With the dissolution of the Defense District Command (VBK) and the simultaneous establishment of the State Command (LKdo) in 2007, the Defense District Commands essentially adopted their target structure in 2010 as part of the “ Transformation of the Bundeswehr ”. Staff seats and command areas of the military area commands remained unchanged. Following for one country competent state commands were set up:

In the countries in which the four military area commands were stationed, the state commands were integrated into the military area commands. The military area commands were subordinate to the state commands for the formation of focal points and various other units and departments.

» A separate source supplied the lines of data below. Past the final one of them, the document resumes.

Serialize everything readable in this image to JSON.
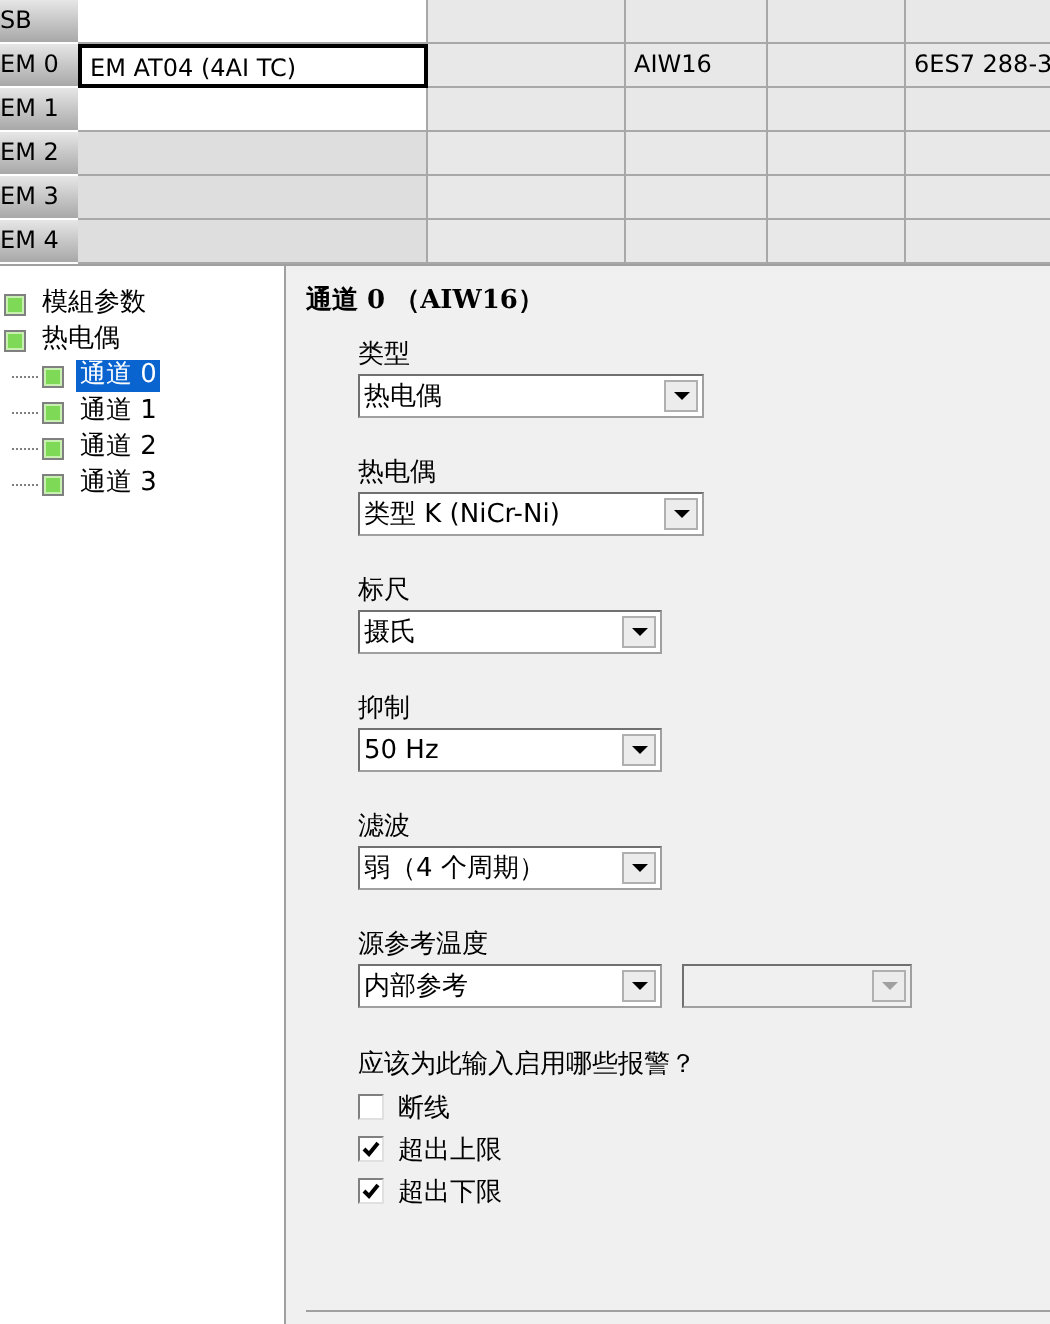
{
  "grid": {
    "rows": [
      {
        "header": "SB",
        "editable": true,
        "selected": false
      },
      {
        "header": "EM 0",
        "editable": true,
        "selected": true,
        "column_1": "EM AT04 (4AI TC)",
        "column_3": "AIW16",
        "column_5": "6ES7 288-3"
      },
      {
        "header": "EM 1",
        "editable": true,
        "selected": false
      },
      {
        "header": "EM 2",
        "editable": false,
        "selected": false
      },
      {
        "header": "EM 3",
        "editable": false,
        "selected": false
      },
      {
        "header": "EM 4",
        "editable": false,
        "selected": false
      }
    ]
  },
  "tree": {
    "items": [
      {
        "label": "模組参数",
        "selected": false
      },
      {
        "label": "热电偶",
        "selected": false,
        "children": [
          {
            "label": "通道 0",
            "selected": true
          },
          {
            "label": "通道 1",
            "selected": false
          },
          {
            "label": "通道 2",
            "selected": false
          },
          {
            "label": "通道 3",
            "selected": false
          }
        ]
      }
    ]
  },
  "panel": {
    "title": "通道 0 （AIW16）",
    "fields": [
      {
        "label": "类型",
        "dropdowns": [
          {
            "value": "热电偶",
            "disabled": false
          }
        ]
      },
      {
        "label": "热电偶",
        "dropdowns": [
          {
            "value": "类型 K (NiCr-Ni)",
            "disabled": false
          }
        ]
      },
      {
        "label": "标尺",
        "dropdowns": [
          {
            "value": "摄氏",
            "disabled": false
          }
        ]
      },
      {
        "label": "抑制",
        "dropdowns": [
          {
            "value": "50 Hz",
            "disabled": false
          }
        ]
      },
      {
        "label": "滤波",
        "dropdowns": [
          {
            "value": "弱（4 个周期）",
            "disabled": false
          }
        ]
      },
      {
        "label": "源参考温度",
        "dropdowns": [
          {
            "value": "内部参考",
            "disabled": false
          },
          {
            "disabled": true
          }
        ]
      }
    ],
    "alarms_question": "应该为此输入启用哪些报警？",
    "alarms": [
      {
        "label": "断线",
        "checked": false
      },
      {
        "label": "超出上限",
        "checked": true
      },
      {
        "label": "超出下限",
        "checked": true
      }
    ]
  }
}
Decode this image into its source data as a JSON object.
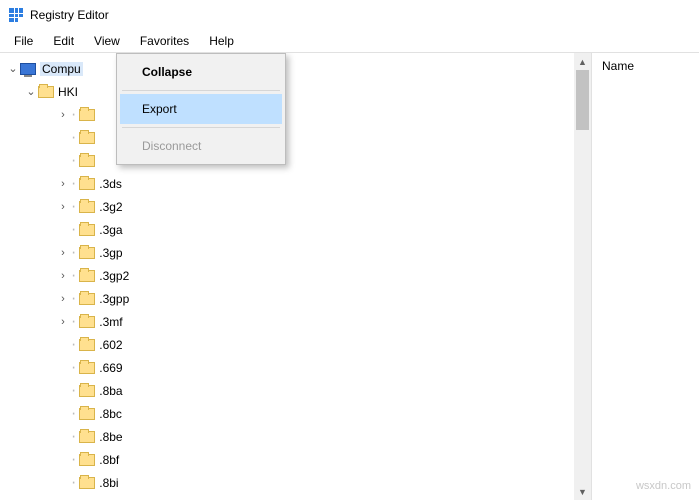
{
  "title": "Registry Editor",
  "menu": {
    "file": "File",
    "edit": "Edit",
    "view": "View",
    "favorites": "Favorites",
    "help": "Help"
  },
  "tree": {
    "root": "Compu",
    "hkey": "HKI",
    "items": [
      ".3ds",
      ".3g2",
      ".3ga",
      ".3gp",
      ".3gp2",
      ".3gpp",
      ".3mf",
      ".602",
      ".669",
      ".8ba",
      ".8bc",
      ".8be",
      ".8bf",
      ".8bi"
    ]
  },
  "ctx": {
    "collapse": "Collapse",
    "export": "Export",
    "disconnect": "Disconnect"
  },
  "right": {
    "name_col": "Name"
  },
  "watermark": "wsxdn.com",
  "glyph": {
    "down": "⌄",
    "right": "›"
  }
}
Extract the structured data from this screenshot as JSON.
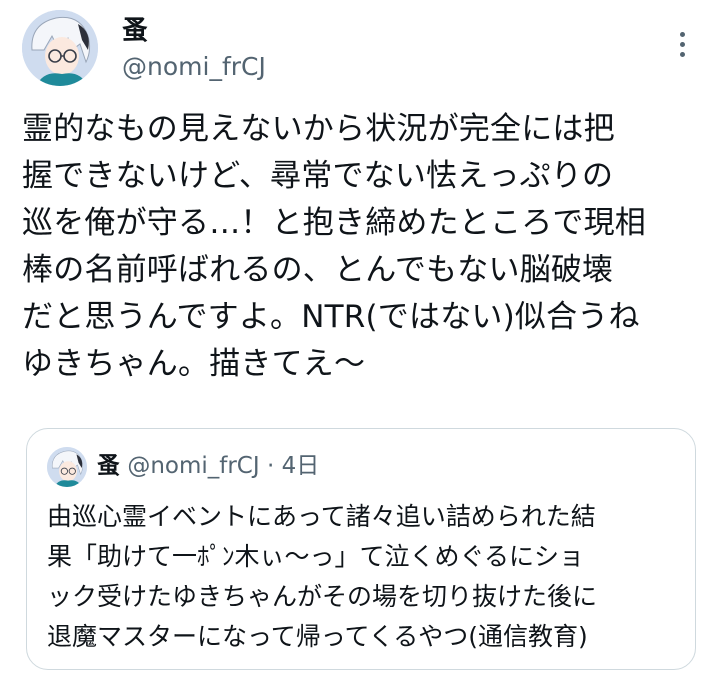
{
  "tweet": {
    "author": {
      "display_name": "蚤",
      "handle": "@nomi_frCJ",
      "avatar_icon": "avatar-icon"
    },
    "more_icon": "more-options-icon",
    "text_lines": [
      "霊的なもの見えないから状況が完全には把",
      "握できないけど、尋常でない怯えっぷりの",
      "巡を俺が守る…！と抱き締めたところで現相",
      "棒の名前呼ばれるの、とんでもない脳破壊",
      "だと思うんですよ。NTR(ではない)似合うね",
      "ゆきちゃん。描きてえ〜"
    ]
  },
  "quoted_tweet": {
    "author": {
      "display_name": "蚤",
      "handle": "@nomi_frCJ"
    },
    "separator": "·",
    "time": "4日",
    "text_lines": [
      "由巡心霊イベントにあって諸々追い詰められた結",
      "果「助けて一ﾎﾟﾝ木ぃ〜っ」て泣くめぐるにショ",
      "ック受けたゆきちゃんがその場を切り抜けた後に",
      "退魔マスターになって帰ってくるやつ(通信教育)"
    ]
  },
  "colors": {
    "text_primary": "#0f1419",
    "text_secondary": "#536471",
    "border": "#cfd9de",
    "background": "#ffffff"
  }
}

The focus of the military area commands I “Coast” and IV “Southern Germany” was logistics . Military area commands III and IV focused on command support .

In accordance with the political structures of the federal states, the state commandos led 34 district liaison commands (BVK) as liaison commands to the district governments / regional councils and 429 district liaison commands (KVK) as liaison commands to the districts . The district liaison commandos and district liaison commands consisted exclusively of reservists .

Dissolution (2013)

As part of the realignment of the Bundeswehr , the military area commands were dissolved on February 1, 2013. Their tasks were essentially taken over by the Territorial Tasks Command of the Bundeswehr in Berlin and the subordinate state commands .


  • Rolf Clement, Paul Elmar Jöris : 50 years of the Bundeswehr . Mittler & Sohn, Hamburg, Berlin, Nonn 2005, ISBN 3-8132-0839-7 .
  • Military area command V (Ed.): Military area command V, years 1956–1966 .
  • Ferdinand von Senger and Etterlin : The military area command . In: Yearbook of the Army . No. 4 , 1973, ISSN  0075-2282 , pp. 109-115 .
  • OW Dragoons: The Bundeswehr 1989 . Territorial Command SCHLESWIG-HOLSTEIN. Territorial Command NORTH. Territorial Command SOUTH. Appendix: Territorial structure. 4th edition. 2.2 - Army, February 2012 ( [PDF; accessed July 10, 2018]).

Web links

Commons : Coats of arms Wehrbereichskommandos (Bundeswehr)  - Collection of images, videos and audio files

Individual evidence

  1. a b Sebastian Wanninger, Sina Pawlowski: Second level reached., February 4, 2013, archived from the original on March 4, 2016 ; accessed on June 10, 2016 .
  2. Ferdinand von Senger and Etterlin : The military area command . In: Yearbook of the Army . No. 4 , 1973, ISSN  0075-2282 , pp. 109-115 .
  3. "(N)" for "(readjustment)"
  4. Agreement on civil-military cooperation in the state of Brandenburg ( Memento from January 5, 2013 in the web archive )
  5. ^ Government declaration by the Defense Minister, 97th session of the Bundestag 15th period, Item 3, on March 11, 2004 ( Memento of May 10, 2005 in the Internet Archive )